Merrimack day camp offers fun for youth attending YMCA day camp, Camp Sargent
Friday, July 25, 2014
The YMCA’s Camp Sargent day camp is a place to go for summer fun for kids ages 5-16 who want a c hoice of dozens of offerings – arts and crafts, boating, sports, picnics, performance theater, nature studies and more.
The day camp, located at 141 Camp Sargent Road., alongside Lake Naticook, operates from June 16 through Aug. 20. It offers swim lessons in the lake’s shallow, cool waters. A period of free swim, purely for the enjoyment, could be followed with board games, scavenger hunts, fishing, hiking, parachute games, fort building, drama, yoga and other activities.
The schedule of pre-camp activities, early morning diversions, surely is a valued resource for parents needing to arrive at camp, entrust their children to the camp’s expert staff, and head for work. Pre-camp hours are 7-9 a.m. Regular camp hours are 9 a.m. to 4 p.m. A post-camp period is available from 4-6 p.m.
Camp Sargent, a parcel of some 22 acres, is affiliated with the YMCA of Greater Nashua, 24 Stadium Drive, and its associated facility, the Merrimack YMCA, 6 Henry Clay Drive. Camp Sargent has offered camping programs since 1924 when the property was purchased by the Nashua YMCA and dedicated to Eaton D. Sargent, a YMCA board member and mayor of Nashua.
The camp is available for private functions and the site of many events including family reunions, graduation parties, club picnics and sports events. It is licensed and accredited by the American Camp Association and licensed by the N.H. Department of Environmental Services. The staff is trained in CPR and is certified in First Aid.
Erinn Kobisky is the welcome center director at the YMCA of Greater Nashua. She said that on-site day camps at the Nashua YMCA and the Merrimack YMCA facilities, along with the programs at Camp Sargent, attract some 450 youngsters each season. She said camp attendees at Camp Sargent need not be members of the YMCA but members enjoy a discounted rate. Prices vary according to age. Selected activities provided during specialty camps – playacting camp, farm camp, archery camp, set design camp and others – require an added expenditure for field trips, guest speakers and professional demonstrations.
“Day camps are a great option for parents because there are so many choices, something for everyone as far as their interests go,” Kobisky said. “The campers are led by a very enthusiastic staff that is uniquely real and playful. The staffers are great role models for the kids.”

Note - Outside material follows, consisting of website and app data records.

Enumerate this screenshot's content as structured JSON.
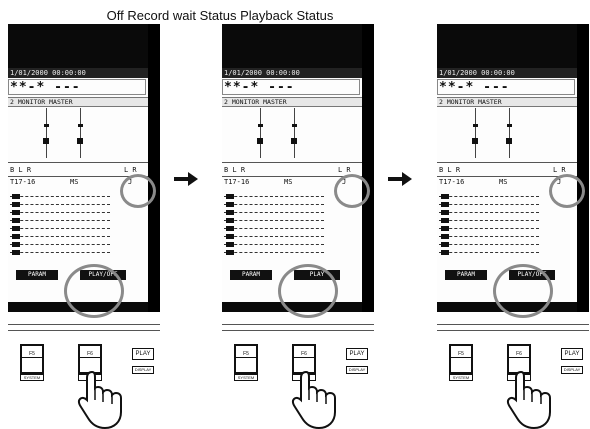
{
  "heading": "Off Record wait Status Playback Status",
  "panels": [
    {
      "date": "1/01/2000 00:00:00",
      "counter": "**-* ---",
      "monitor": "2 MONITOR MASTER",
      "lr_left": "B    L R",
      "lr_right": "L R",
      "lr_value": "J",
      "channels": "T17-16",
      "ms": "MS",
      "softkey_left": "PARAM",
      "softkey_right": "PLAY/OFF"
    },
    {
      "date": "1/01/2000 00:00:00",
      "counter": "**-* ---",
      "monitor": "2 MONITOR MASTER",
      "lr_left": "B    L R",
      "lr_right": "L R",
      "lr_value": "J",
      "channels": "T17-16",
      "ms": "MS",
      "softkey_left": "PARAM",
      "softkey_right": "PLAY"
    },
    {
      "date": "1/01/2000 00:00:00",
      "counter": "**-* ---",
      "monitor": "2 MONITOR MASTER",
      "lr_left": "B    L R",
      "lr_right": "L R",
      "lr_value": "J",
      "channels": "T17-16",
      "ms": "MS",
      "softkey_left": "PARAM",
      "softkey_right": "PLAY/OFF"
    }
  ],
  "hardware": {
    "f5": "F5",
    "f5_sub": "SYSTEM",
    "f6": "F6",
    "f6_sub": "",
    "play": "PLAY",
    "display": "DISPLAY"
  },
  "icons": {
    "arrow": "right-arrow-icon",
    "hand": "pointing-hand-icon"
  },
  "colors": {
    "screen_bg": "#fdfdfd",
    "bezel": "#0a0a0a",
    "highlight_circle": "#8a8a8a"
  }
}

Camp Sargent hosts a variety of theme days when all of the campers and counselors gather for shared fun that might include the presentation of a variety show or the replication of an old-fashioned gold rush.

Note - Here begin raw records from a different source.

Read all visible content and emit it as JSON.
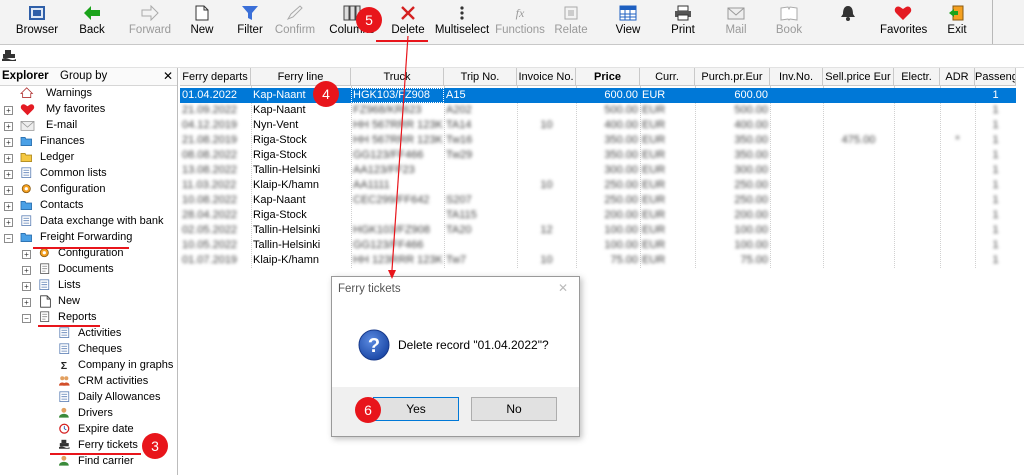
{
  "toolbar": {
    "buttons": [
      {
        "label": "Browser",
        "icon": "browser-icon",
        "enabled": true
      },
      {
        "label": "Back",
        "icon": "back-arrow-icon",
        "enabled": true
      },
      {
        "label": "Forward",
        "icon": "forward-arrow-icon",
        "enabled": false
      },
      {
        "label": "New",
        "icon": "new-document-icon",
        "enabled": true
      },
      {
        "label": "Filter",
        "icon": "filter-icon",
        "enabled": true
      },
      {
        "label": "Confirm",
        "icon": "confirm-icon",
        "enabled": false
      },
      {
        "label": "Columns",
        "icon": "columns-icon",
        "enabled": true
      },
      {
        "label": "Delete",
        "icon": "delete-x-icon",
        "enabled": true
      },
      {
        "label": "Multiselect",
        "icon": "multiselect-icon",
        "enabled": true
      },
      {
        "label": "Functions",
        "icon": "functions-icon",
        "enabled": false
      },
      {
        "label": "Relate",
        "icon": "relate-icon",
        "enabled": false
      },
      {
        "label": "View",
        "icon": "view-icon",
        "enabled": true
      },
      {
        "label": "Print",
        "icon": "printer-icon",
        "enabled": true
      },
      {
        "label": "Mail",
        "icon": "mail-icon",
        "enabled": false
      },
      {
        "label": "Book",
        "icon": "book-icon",
        "enabled": false
      },
      {
        "label": "",
        "icon": "bell-icon",
        "enabled": true
      },
      {
        "label": "Favorites",
        "icon": "heart-icon",
        "enabled": true
      },
      {
        "label": "Exit",
        "icon": "exit-door-icon",
        "enabled": true
      }
    ]
  },
  "explorer": {
    "tabs": [
      "Explorer",
      "Group by"
    ],
    "close_glyph": "✕",
    "items": [
      {
        "label": "Warnings",
        "icon": "house-icon",
        "level": 1,
        "expander": ""
      },
      {
        "label": "My favorites",
        "icon": "heart-icon",
        "level": 1,
        "expander": "+"
      },
      {
        "label": "E-mail",
        "icon": "mail-icon",
        "level": 1,
        "expander": "+"
      },
      {
        "label": "Finances",
        "icon": "folder-icon",
        "level": 1,
        "expander": "+"
      },
      {
        "label": "Ledger",
        "icon": "folder-icon",
        "level": 1,
        "expander": "+"
      },
      {
        "label": "Common lists",
        "icon": "list-icon",
        "level": 1,
        "expander": "+"
      },
      {
        "label": "Configuration",
        "icon": "gear-icon",
        "level": 1,
        "expander": "+"
      },
      {
        "label": "Contacts",
        "icon": "folder-icon",
        "level": 1,
        "expander": "+"
      },
      {
        "label": "Data exchange with bank",
        "icon": "list-icon",
        "level": 1,
        "expander": "+"
      },
      {
        "label": "Freight Forwarding",
        "icon": "folder-icon",
        "level": 1,
        "expander": "−"
      },
      {
        "label": "Configuration",
        "icon": "gear-icon",
        "level": 2,
        "expander": "+"
      },
      {
        "label": "Documents",
        "icon": "document-icon",
        "level": 2,
        "expander": "+"
      },
      {
        "label": "Lists",
        "icon": "list-icon",
        "level": 2,
        "expander": "+"
      },
      {
        "label": "New",
        "icon": "new-document-icon",
        "level": 2,
        "expander": "+"
      },
      {
        "label": "Reports",
        "icon": "document-icon",
        "level": 2,
        "expander": "−"
      },
      {
        "label": "Activities",
        "icon": "list-icon",
        "level": 3,
        "expander": ""
      },
      {
        "label": "Cheques",
        "icon": "list-icon",
        "level": 3,
        "expander": ""
      },
      {
        "label": "Company in graphs",
        "icon": "sigma-icon",
        "level": 3,
        "expander": ""
      },
      {
        "label": "CRM activities",
        "icon": "people-icon",
        "level": 3,
        "expander": ""
      },
      {
        "label": "Daily Allowances",
        "icon": "list-icon",
        "level": 3,
        "expander": ""
      },
      {
        "label": "Drivers",
        "icon": "person-icon",
        "level": 3,
        "expander": ""
      },
      {
        "label": "Expire date",
        "icon": "clock-icon",
        "level": 3,
        "expander": ""
      },
      {
        "label": "Ferry tickets",
        "icon": "ferry-icon",
        "level": 3,
        "expander": ""
      },
      {
        "label": "Find carrier",
        "icon": "person-icon",
        "level": 3,
        "expander": ""
      }
    ]
  },
  "grid": {
    "columns": [
      "Ferry departs",
      "Ferry line",
      "Truck",
      "Trip No.",
      "Invoice No.",
      "Price",
      "Curr.",
      "Purch.pr.Eur",
      "Inv.No.",
      "Sell.price Eur",
      "Electr.",
      "ADR",
      "Passeng"
    ],
    "rows": [
      {
        "date": "01.04.2022",
        "line": "Kap-Naant",
        "truck": "HGK103/FZ908",
        "trip": "A15",
        "inv": "",
        "price": "600.00",
        "curr": "EUR",
        "purch": "600.00",
        "invno": "",
        "sell": "",
        "electr": "",
        "adr": "",
        "pass": "1",
        "selected": true
      },
      {
        "date": "21.09.2022",
        "line": "Kap-Naant",
        "truck": "FZ968/KR623",
        "trip": "A202",
        "inv": "",
        "price": "500.00",
        "curr": "EUR",
        "purch": "500.00",
        "invno": "",
        "sell": "",
        "electr": "",
        "adr": "",
        "pass": "1",
        "selected": false
      },
      {
        "date": "04.12.2019",
        "line": "Nyn-Vent",
        "truck": "HH 567RRR 123K",
        "trip": "TA14",
        "inv": "10",
        "price": "400.00",
        "curr": "EUR",
        "purch": "400.00",
        "invno": "",
        "sell": "",
        "electr": "",
        "adr": "",
        "pass": "1",
        "selected": false
      },
      {
        "date": "21.08.2019",
        "line": "Riga-Stock",
        "truck": "HH 567RRR 123K",
        "trip": "Tw16",
        "inv": "",
        "price": "350.00",
        "curr": "EUR",
        "purch": "350.00",
        "invno": "",
        "sell": "475.00",
        "electr": "",
        "adr": "*",
        "pass": "1",
        "selected": false
      },
      {
        "date": "08.08.2022",
        "line": "Riga-Stock",
        "truck": "GG123/FF466",
        "trip": "Tw29",
        "inv": "",
        "price": "350.00",
        "curr": "EUR",
        "purch": "350.00",
        "invno": "",
        "sell": "",
        "electr": "",
        "adr": "",
        "pass": "1",
        "selected": false
      },
      {
        "date": "13.08.2022",
        "line": "Tallin-Helsinki",
        "truck": "AA123/FF23",
        "trip": "",
        "inv": "",
        "price": "300.00",
        "curr": "EUR",
        "purch": "300.00",
        "invno": "",
        "sell": "",
        "electr": "",
        "adr": "",
        "pass": "1",
        "selected": false
      },
      {
        "date": "11.03.2022",
        "line": "Klaip-K/hamn",
        "truck": "AA1111",
        "trip": "",
        "inv": "10",
        "price": "250.00",
        "curr": "EUR",
        "purch": "250.00",
        "invno": "",
        "sell": "",
        "electr": "",
        "adr": "",
        "pass": "1",
        "selected": false
      },
      {
        "date": "10.08.2022",
        "line": "Kap-Naant",
        "truck": "CEC299/FF642",
        "trip": "S207",
        "inv": "",
        "price": "250.00",
        "curr": "EUR",
        "purch": "250.00",
        "invno": "",
        "sell": "",
        "electr": "",
        "adr": "",
        "pass": "1",
        "selected": false
      },
      {
        "date": "28.04.2022",
        "line": "Riga-Stock",
        "truck": "",
        "trip": "TA115",
        "inv": "",
        "price": "200.00",
        "curr": "EUR",
        "purch": "200.00",
        "invno": "",
        "sell": "",
        "electr": "",
        "adr": "",
        "pass": "1",
        "selected": false
      },
      {
        "date": "02.05.2022",
        "line": "Tallin-Helsinki",
        "truck": "HGK103/FZ908",
        "trip": "TA20",
        "inv": "12",
        "price": "100.00",
        "curr": "EUR",
        "purch": "100.00",
        "invno": "",
        "sell": "",
        "electr": "",
        "adr": "",
        "pass": "1",
        "selected": false
      },
      {
        "date": "10.05.2022",
        "line": "Tallin-Helsinki",
        "truck": "GG123/FF466",
        "trip": "",
        "inv": "",
        "price": "100.00",
        "curr": "EUR",
        "purch": "100.00",
        "invno": "",
        "sell": "",
        "electr": "",
        "adr": "",
        "pass": "1",
        "selected": false
      },
      {
        "date": "01.07.2019",
        "line": "Klaip-K/hamn",
        "truck": "HH 123RRR 123K",
        "trip": "Tw7",
        "inv": "10",
        "price": "75.00",
        "curr": "EUR",
        "purch": "75.00",
        "invno": "",
        "sell": "",
        "electr": "",
        "adr": "",
        "pass": "1",
        "selected": false
      }
    ]
  },
  "dialog": {
    "title": "Ferry tickets",
    "close_glyph": "✕",
    "icon": "question-icon",
    "message": "Delete record \"01.04.2022\"?",
    "yes_label": "Yes",
    "no_label": "No"
  },
  "callouts": [
    "3",
    "4",
    "5",
    "6"
  ],
  "colors": {
    "selection": "#0078d7",
    "callout": "#e8151b",
    "back_green": "#1aa31a",
    "delete_red": "#d42020",
    "filter_blue": "#3a6fd8",
    "folder_yellow": "#f5c842",
    "folder_blue": "#4aa0e6"
  }
}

Parents, guardians and caregivers are always welcome to visit upon presenting proper identification and signing the guest roster in the main office.
Kobisky added that campers and counselors alike tend to return each season to Camp Sargent or their choice of the other YMCA day camps.
“Each year there are new ideas and new camp themes are created,” Kobisky said. “There always is something that’s new.”
For more information on Camp Sargent, call the camp at 880-4845, call the Nashua YMCA branch at 882-2011 or call the Merrimack YMCA brach at 881-7778. To learn more about Camp Sargent online, go to: www.campsargent.org.